Participatory Stakeholder Workshops to Mitigate Impacts of Road Paving in the Southwestern Amazon
Elsa Mendoza1, Stephen Perz2, Marianne Schmink3, Daniel Nepstad4
1 Instituto de Pesquisa Ambiental na Amazonia IPAM, Avenida Nazare 669, CEP 66035-170, Belem, Para, Brazil.
2 Department of Sociology, 3219 Turlington Hall, University of Florida, PO Box 117330, Gainesville, FL 32611-7330, USA.
3 Center for Latin American Studies, 319 Grinter Hall, University of Florida, PO Box115530, Gainesville, FL 32611-5530, USA.
4 Woods Hole Research Center, 149 Woods Hole Road, Falmouth, MA 025401644, USA.
Department of Sociology, 3219 Turlington Hall, University of Florida, PO Box 117330, Gainesville, FL 32611-7330, USA.
Source of Support: None, Conflict of Interest: None
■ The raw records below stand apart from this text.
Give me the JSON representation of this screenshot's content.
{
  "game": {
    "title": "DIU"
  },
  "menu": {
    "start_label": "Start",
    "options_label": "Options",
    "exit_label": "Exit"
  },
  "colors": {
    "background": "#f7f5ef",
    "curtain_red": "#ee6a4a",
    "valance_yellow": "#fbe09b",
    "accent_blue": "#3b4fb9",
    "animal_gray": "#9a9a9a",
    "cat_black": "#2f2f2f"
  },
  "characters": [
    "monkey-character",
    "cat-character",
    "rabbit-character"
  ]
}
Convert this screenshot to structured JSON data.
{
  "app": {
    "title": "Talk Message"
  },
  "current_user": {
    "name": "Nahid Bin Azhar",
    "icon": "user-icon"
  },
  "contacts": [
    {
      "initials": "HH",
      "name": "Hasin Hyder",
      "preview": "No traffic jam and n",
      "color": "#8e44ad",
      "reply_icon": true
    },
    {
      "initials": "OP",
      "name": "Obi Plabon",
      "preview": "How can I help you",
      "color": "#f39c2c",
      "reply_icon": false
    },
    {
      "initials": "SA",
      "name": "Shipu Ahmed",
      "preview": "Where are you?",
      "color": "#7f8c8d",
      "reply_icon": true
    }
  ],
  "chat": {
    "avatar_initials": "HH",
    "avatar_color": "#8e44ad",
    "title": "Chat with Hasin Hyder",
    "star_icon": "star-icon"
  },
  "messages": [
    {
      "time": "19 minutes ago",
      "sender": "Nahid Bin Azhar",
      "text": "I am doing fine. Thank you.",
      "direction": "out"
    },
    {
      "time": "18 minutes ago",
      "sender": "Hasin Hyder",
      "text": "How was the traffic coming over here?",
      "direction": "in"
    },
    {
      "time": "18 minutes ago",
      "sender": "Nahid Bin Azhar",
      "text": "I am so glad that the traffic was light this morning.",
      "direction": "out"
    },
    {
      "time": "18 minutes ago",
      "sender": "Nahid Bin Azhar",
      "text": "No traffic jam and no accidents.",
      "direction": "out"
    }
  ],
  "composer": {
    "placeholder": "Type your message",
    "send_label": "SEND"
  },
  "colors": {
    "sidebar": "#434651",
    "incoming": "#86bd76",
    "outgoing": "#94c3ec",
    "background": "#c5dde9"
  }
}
Infrastructure projects are crucial for regional development, but they often lack participatory planning processes. As a result, they often generate negative socio-economic and biophysical impacts, threatening local livelihoods as well as environmental conservation. The Amazon is an instructive example, where new infrastructure projects may repeat the deforestation and social conflict seen around earlier road projects. This article considers the case of the Inter-Oceanic Highway, being paved through the tri-national frontier in the southwestern Amazon where Brazil, Bolivia and Peru meet. To raise local awareness and to facilitate public participation in planning to mitigate negative road impacts, we conducted multistakeholder workshops in eighteen municipalities along this road corridor. Participants identified and prioritised infrastructure, social, environmental, economic and political problems related to road paving. They also created their own land-use maps for purposes of land-use planning. Such exercises can broaden public participation in planning to mitigate the negative impacts of infrastructure projects.